Paige isn’t really sure that’s what she wants, and trying to follow a plan that’s not wholly hers causes her a lot of pain. Every time she tries to imagine herself in a doctor’s white coat, her stomach turns over. Paige’s problem is two-fold: she feels like she has to please everyone except herself, and she’s forgotten how to live in the moment. Each day she wakes up wondering how she’s going to make herself perfect for everyone else, failing to realize that her “now” could be simply amazing if she just stopped to look around.
Enter Ben Franklin. Ben’s future-focused, too: Texas A&M Engineering school, get a good job, help support his single mom. The difference is he doesn’t let that future plan stop him from keeping his feet firmly planted in today. He teaches Paige that it’s okay to live in the moment, and to choose for yourself.
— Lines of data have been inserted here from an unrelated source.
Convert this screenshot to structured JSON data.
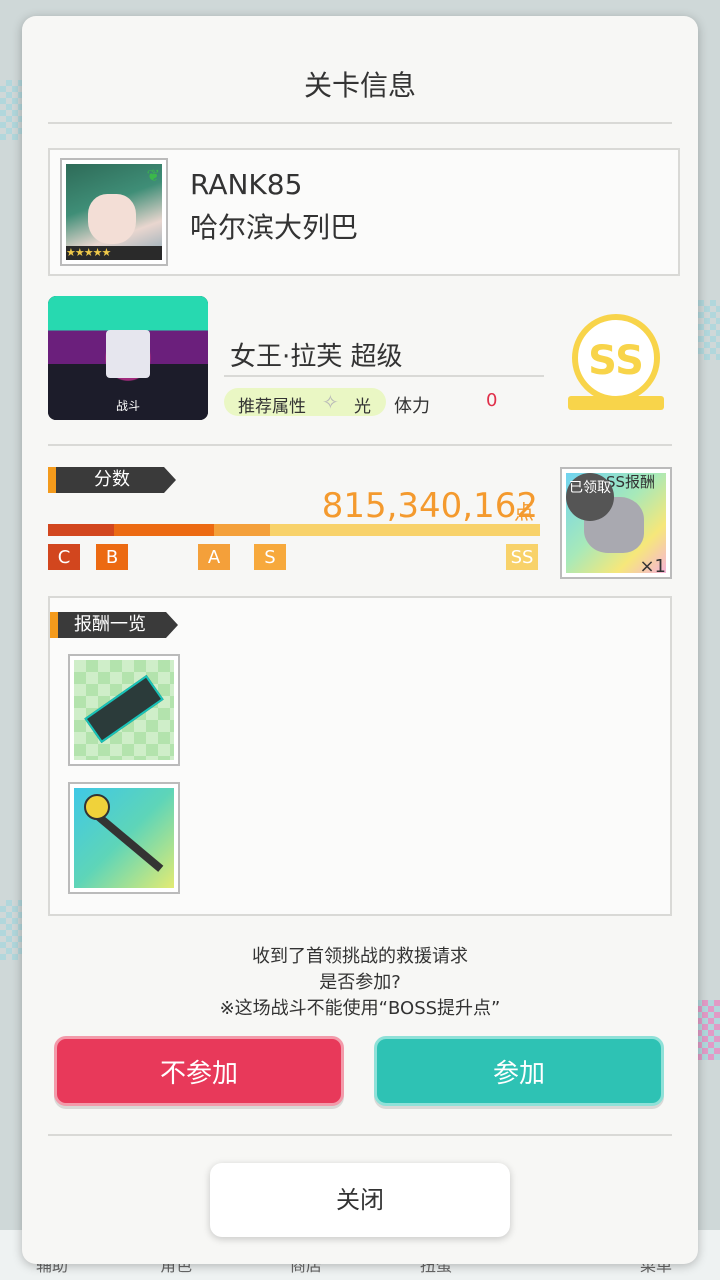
{
  "dialog": {
    "title": "关卡信息",
    "player": {
      "rank": "RANK85",
      "name": "哈尔滨大列巴",
      "stars": "★★★★★"
    },
    "stage": {
      "image_label": "战斗",
      "boss_name": "女王·拉芙 超级",
      "recommended_label": "推荐属性",
      "attribute_icon": "sparkle-icon",
      "attribute": "光",
      "stamina_label": "体力",
      "stamina_value": "0",
      "grade_badge": "SS"
    },
    "score": {
      "section_label": "分数",
      "value": "815,340,162",
      "unit": "点",
      "grades": [
        "C",
        "B",
        "A",
        "S",
        "SS"
      ],
      "colors": {
        "C": "#d2461e",
        "B": "#ec6a12",
        "A": "#f4a03a",
        "S": "#f7a93c",
        "SS": "#f8d26a"
      }
    },
    "score_reward": {
      "header": "SS报酬",
      "claimed_label": "已领取",
      "count": "×1"
    },
    "reward_list": {
      "section_label": "报酬一览",
      "items": [
        {
          "icon": "ticket-icon"
        },
        {
          "icon": "scepter-icon"
        }
      ]
    },
    "message": {
      "line1": "收到了首领挑战的救援请求",
      "line2": "是否参加?",
      "line3": "※这场战斗不能使用“BOSS提升点”"
    },
    "buttons": {
      "decline": "不参加",
      "accept": "参加",
      "close": "关闭"
    }
  },
  "background_nav": [
    "辅助",
    "角色",
    "商店",
    "扭蛋",
    "菜单"
  ],
  "colors": {
    "accent_orange": "#f49a2e",
    "decline_red": "#e8395a",
    "accept_teal": "#2ec2b4"
  }
}
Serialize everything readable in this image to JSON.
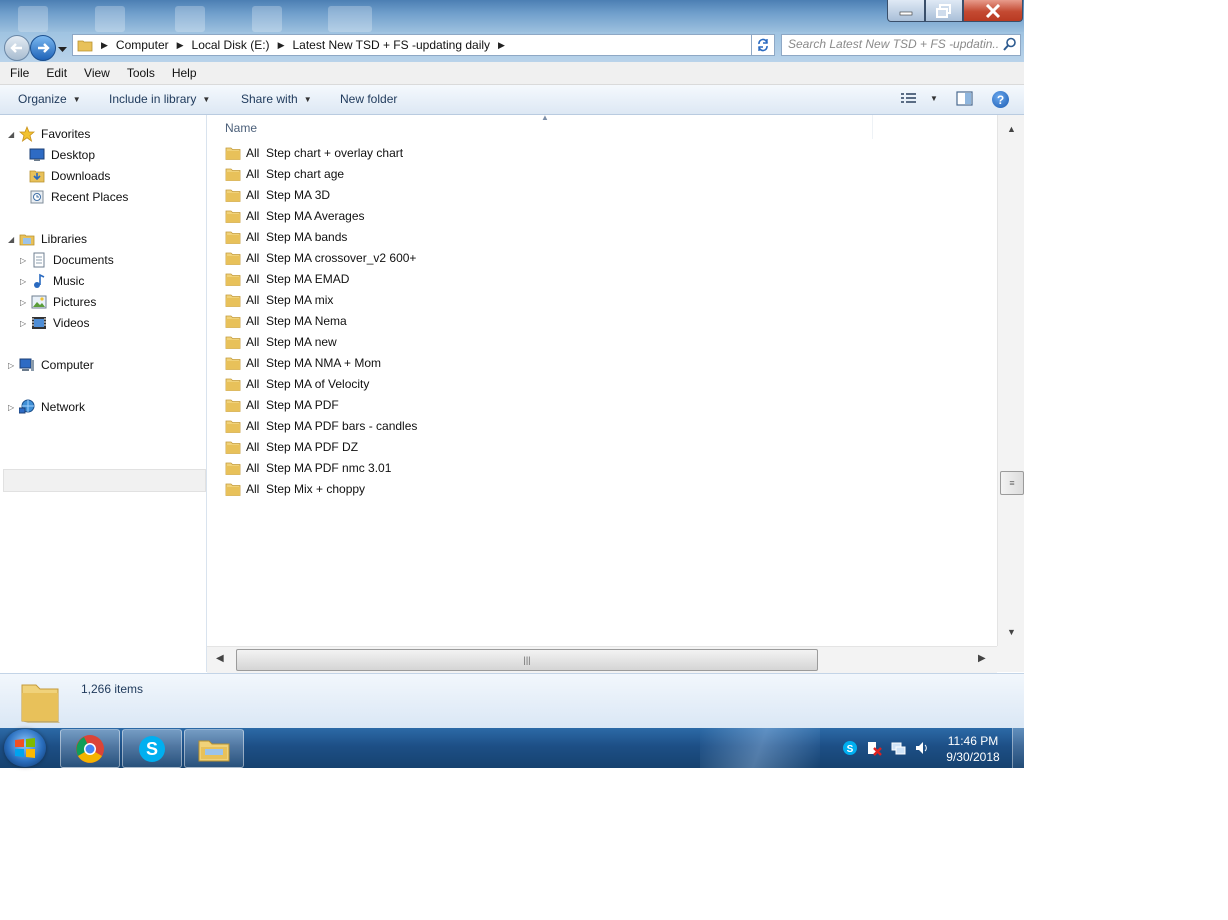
{
  "window": {
    "address": {
      "crumbs": [
        "Computer",
        "Local Disk (E:)",
        "Latest New TSD + FS -updating daily"
      ]
    },
    "search": {
      "placeholder": "Search Latest New TSD + FS -updatin..."
    }
  },
  "menubar": {
    "items": [
      "File",
      "Edit",
      "View",
      "Tools",
      "Help"
    ]
  },
  "commandbar": {
    "organize": "Organize",
    "include_in_library": "Include in library",
    "share_with": "Share with",
    "new_folder": "New folder",
    "help_label": "?"
  },
  "navpane": {
    "favorites": {
      "label": "Favorites",
      "items": [
        "Desktop",
        "Downloads",
        "Recent Places"
      ]
    },
    "libraries": {
      "label": "Libraries",
      "items": [
        "Documents",
        "Music",
        "Pictures",
        "Videos"
      ]
    },
    "computer": "Computer",
    "network": "Network"
  },
  "content": {
    "column_header": "Name",
    "files": [
      "All  Step chart + overlay chart",
      "All  Step chart age",
      "All  Step MA 3D",
      "All  Step MA Averages",
      "All  Step MA bands",
      "All  Step MA crossover_v2 600+",
      "All  Step MA EMAD",
      "All  Step MA mix",
      "All  Step MA Nema",
      "All  Step MA new",
      "All  Step MA NMA + Mom",
      "All  Step MA of Velocity",
      "All  Step MA PDF",
      "All  Step MA PDF bars - candles",
      "All  Step MA PDF DZ",
      "All  Step MA PDF nmc 3.01",
      "All  Step Mix + choppy"
    ]
  },
  "details": {
    "item_count": "1,266 items"
  },
  "taskbar": {
    "pinned": [
      "chrome-icon",
      "skype-icon",
      "explorer-icon"
    ],
    "clock_time": "11:46 PM",
    "clock_date": "9/30/2018"
  },
  "colors": {
    "titlebar": "#6f9ecb",
    "taskbar": "#1d4f86",
    "folder": "#e8c15a",
    "link_text": "#1e395b"
  }
}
He also helps her tackle a bigger issue—perfectionism. (Disclaimer ::author raises her right hand:: Hi, my name is Kendra, and I’m a recovering perfectionist.) Paige spends so much time dwelling on her mistakes, and worrying about every little detail for each important event in her life, that even when a big moment comes, it’s lost in the planning for the next big moment. Bake sales, senior year events, college applications, projects, exams…all of it gets bundled into a never-ending carousel of worry. Even a day sitting by the pool has to include studying. Finding Ben gives her some perspective: people aren’t perfect, but they can make something perfect for themselves. And, more importantly, making yourself happy is what matters most.
In return, Paige (and Zoey) give Ben some insight, too. He’s so concerned about his zip code, and about being invisible to his peers, that his frustration eats at him. His life isn’t easy, and he has to work hard for everything he has. Because of that, he’s laser focused on being successful as an adult. An admirable goal, but sometimes Awesome is staring you right in the face, and you aren’t as invisible as you think. Paige helps him realize he can have some of the future he imagined right now.
In the end, they both figure out that focusing on the Future Perfect is less important than focusing on their Perfect Today.
About Finding Perfect:
How far will you go for perfection?
For “Perfect Paige” Westfield, today is “D” Day. As in, she just got one on her calculus test. With her dreams of Stanford, her reputation, and her parents’ expectations at stake, Paige needs to find a way to save face before everything she’s worked for goes up in flames.
Ben Franklin (yes, he’s related) is from the wrong side of town, with the wrong clothes and the wrong kind of life. He also knows an opportunity when he sees one, and he’ll be happy to tutor Paige—if she makes him into the kind of guy her best friend, the hottest girl in school, will date.
It’s the perfect arrangement. And Paige is determined not even the inconvenient—and utterly imperfect—attraction simmering between her and Ben will ruin it…